- 18 acres of chestnuts, established in 1992
- Bloom occurs in June
- Sold to local markets as fresh produce
- Chestnuts can adapt to many variable climates
- Future markets include chestnut flour
From soup to, well, nuts, chestnuts reign supreme in the nut kingdom.
Most nuts are high in fat and low in carbohydrates and best reserved for treats.
However, chestnuts have less than two percent fat, are high in carbohydrates and
have valuable proteins.
Chestnuts, in essence, are a high starch product like a
potato or rice crop that grows on a tree. Fresh chestnuts contain 40% moisture and require
some special handling after harvest. Whether mechanically or manually harvested,
chestnuts require immediate refrigeration to preserve quality.
Chestnut trees produce a marketable crop by the fourth or fifth leaf.
Mature trees can produce between 100 and 500 pounds of chestnuts per tree.
Chestnuts can easily be cultivated as an organic crop.
Our trees are a Colossal variety, which produce a large, sweet, easy to peel chestnut.
These trees offer a tremendous opportunity as a long term, annual food production system
that is relatively easy to maintain.
Chestnuts are a diverse food source. They can be used in many ways as a basic carbohydrate

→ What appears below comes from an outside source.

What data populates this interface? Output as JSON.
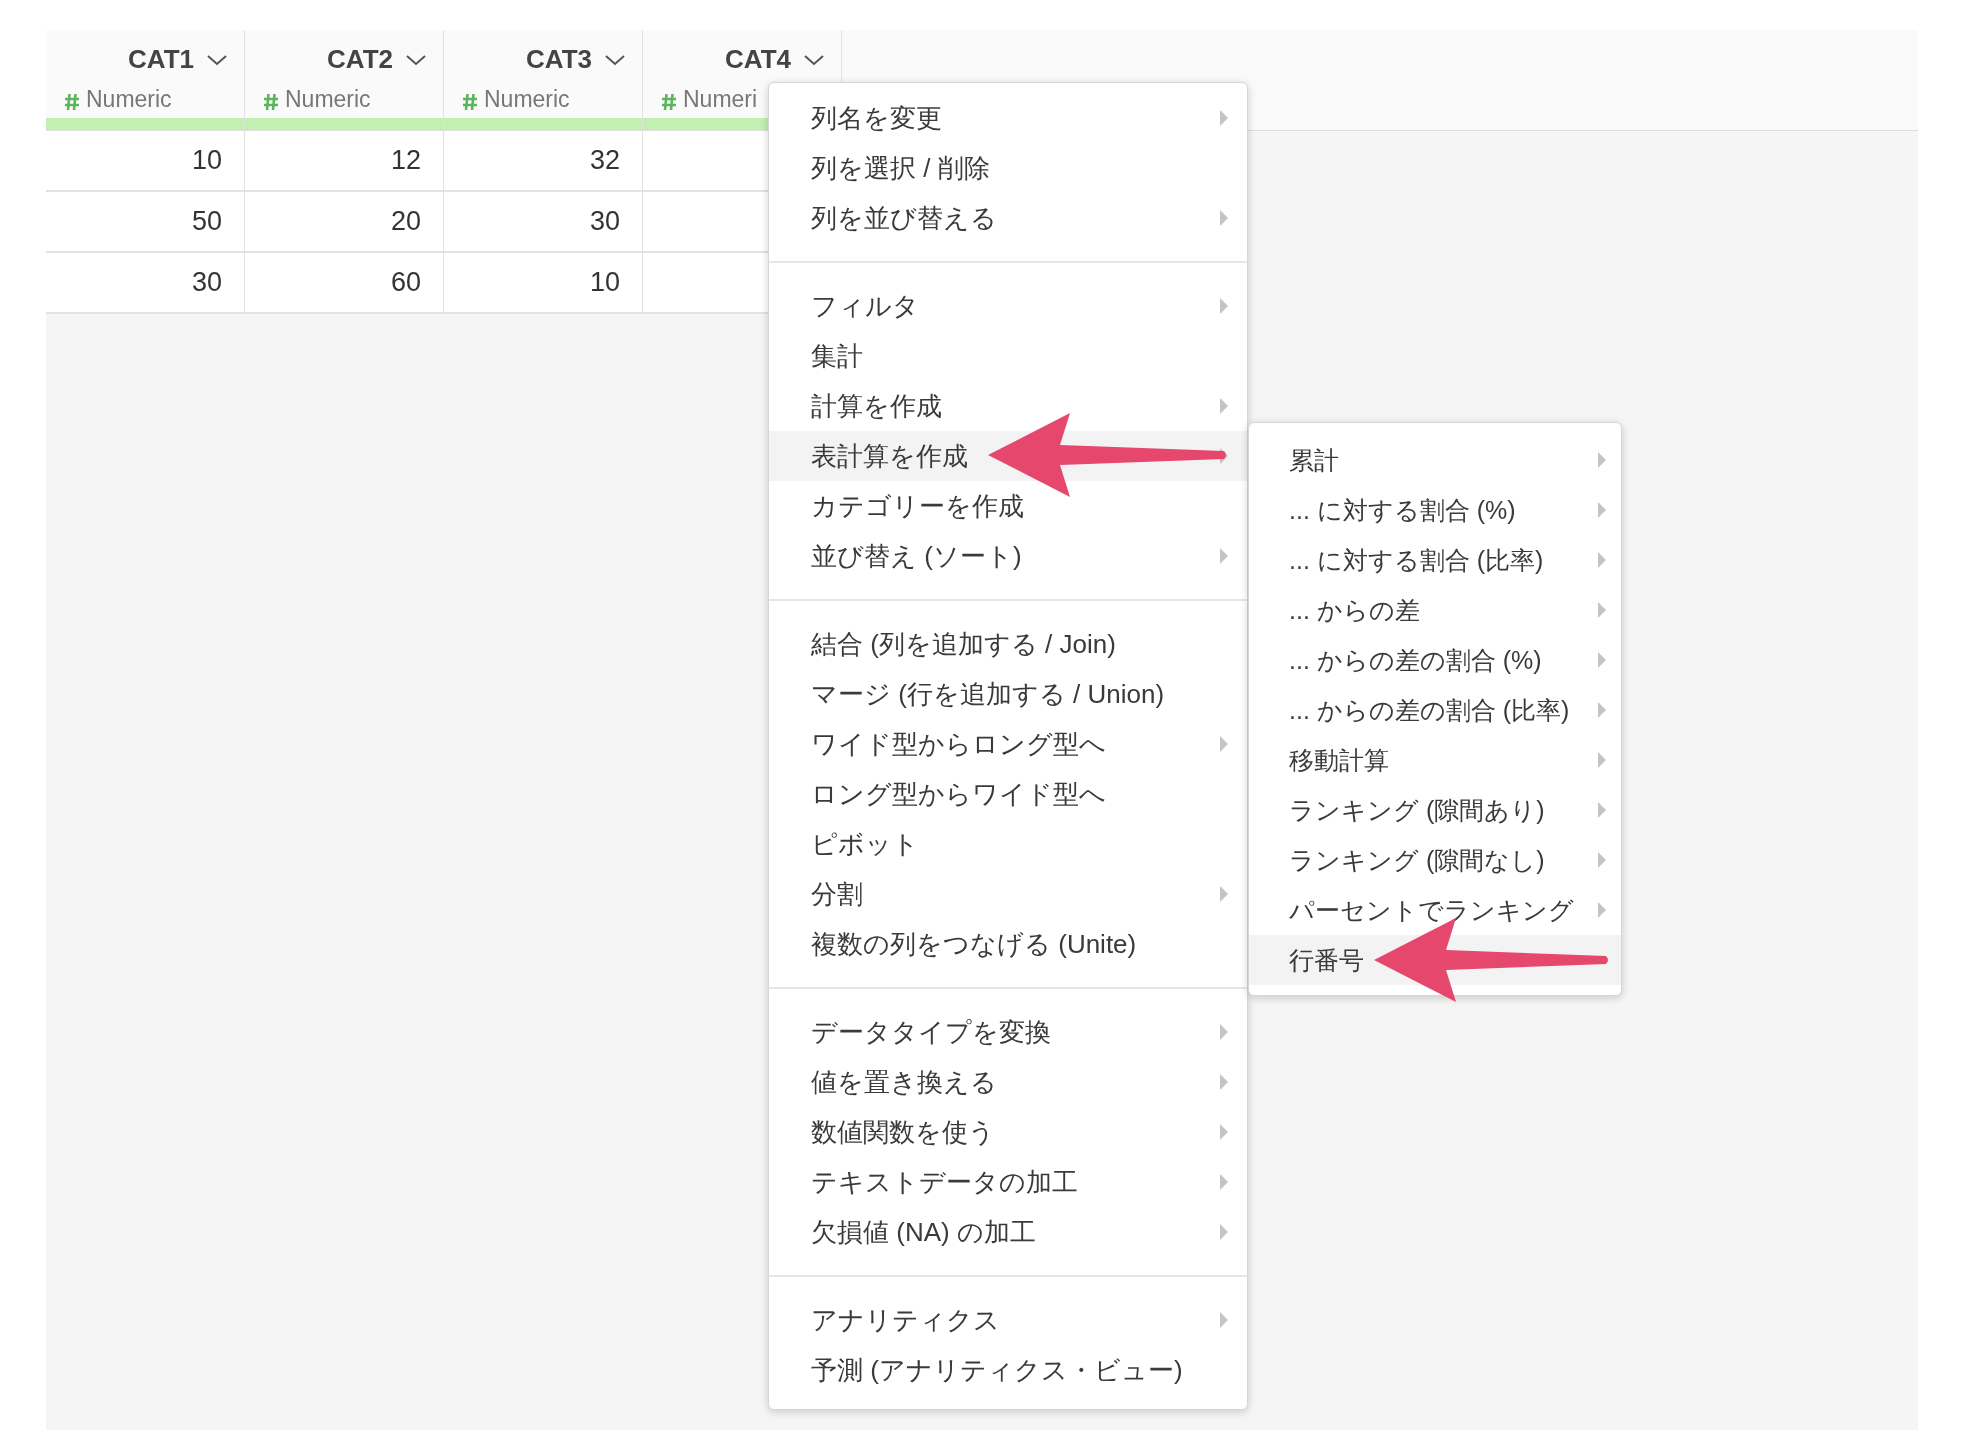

source such as a grain or vegetable, and in a variety of other manners.